[Dataset rows for apps and sites]

##########

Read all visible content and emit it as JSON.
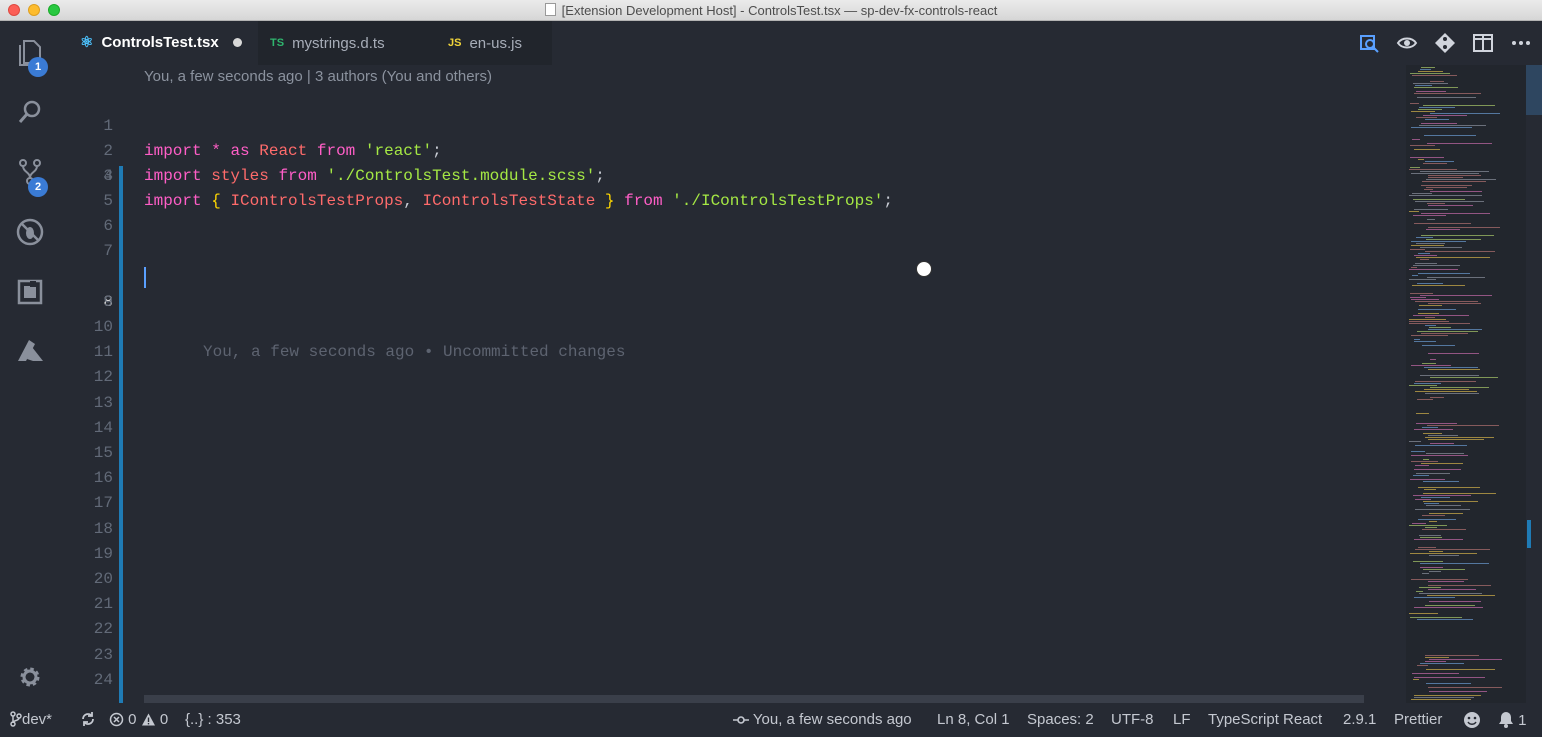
{
  "window": {
    "title": "[Extension Development Host] - ControlsTest.tsx — sp-dev-fx-controls-react"
  },
  "activity_bar": {
    "explorer_badge": "1",
    "scm_badge": "2",
    "items": [
      "explorer-icon",
      "search-icon",
      "source-control-icon",
      "debug-icon",
      "extensions-icon",
      "azure-icon",
      "settings-gear-icon"
    ]
  },
  "tabs": [
    {
      "label": "ControlsTest.tsx",
      "icon": "react-icon",
      "icon_text": "⚛",
      "active": true,
      "dirty": true
    },
    {
      "label": "mystrings.d.ts",
      "icon": "typescript-icon",
      "icon_text": "TS",
      "active": false
    },
    {
      "label": "en-us.js",
      "icon": "javascript-icon",
      "icon_text": "JS",
      "active": false
    }
  ],
  "editor": {
    "codelens": "You, a few seconds ago | 3 authors (You and others)",
    "active_line": 8,
    "blame_annotation": "You, a few seconds ago • Uncommitted changes",
    "line_numbers": [
      "1",
      "2",
      "3",
      "4",
      "5",
      "6",
      "7",
      "8",
      "9",
      "10",
      "11",
      "12",
      "13",
      "14",
      "15",
      "16",
      "17",
      "18",
      "19",
      "20",
      "21",
      "22",
      "23",
      "24"
    ],
    "lines": {
      "l1": {
        "kw_import": "import",
        "star": "*",
        "kw_as": "as",
        "name": "React",
        "kw_from": "from",
        "path": "'react'",
        "semi": ";"
      },
      "l2": {
        "kw_import": "import",
        "name": "styles",
        "kw_from": "from",
        "path": "'./ControlsTest.module.scss'",
        "semi": ";"
      },
      "l3": {
        "kw_import": "import",
        "open": "{",
        "type1": "IControlsTestProps",
        "comma": ",",
        "type2": "IControlsTestState",
        "close": "}",
        "kw_from": "from",
        "path": "'./IControlsTestProps'",
        "semi": ";"
      }
    }
  },
  "statusbar": {
    "branch": "dev*",
    "errors": "0",
    "warnings": "0",
    "symbols": "{..} : 353",
    "blame": "You, a few seconds ago",
    "position": "Ln 8, Col 1",
    "spaces": "Spaces: 2",
    "encoding": "UTF-8",
    "eol": "LF",
    "language": "TypeScript React",
    "ts_version": "2.9.1",
    "formatter": "Prettier",
    "notifications": "1"
  },
  "colors": {
    "keyword": "#ff5ec7",
    "type": "#ff6b6b",
    "string": "#a5e844",
    "bracket": "#ffd700",
    "accent": "#1f7bb5",
    "background": "#262a33"
  }
}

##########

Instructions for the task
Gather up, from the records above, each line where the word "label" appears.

Exercise solution
      "label": "ControlsTest.tsx",
      "label": "mystrings.d.ts",
      "label": "en-us.js",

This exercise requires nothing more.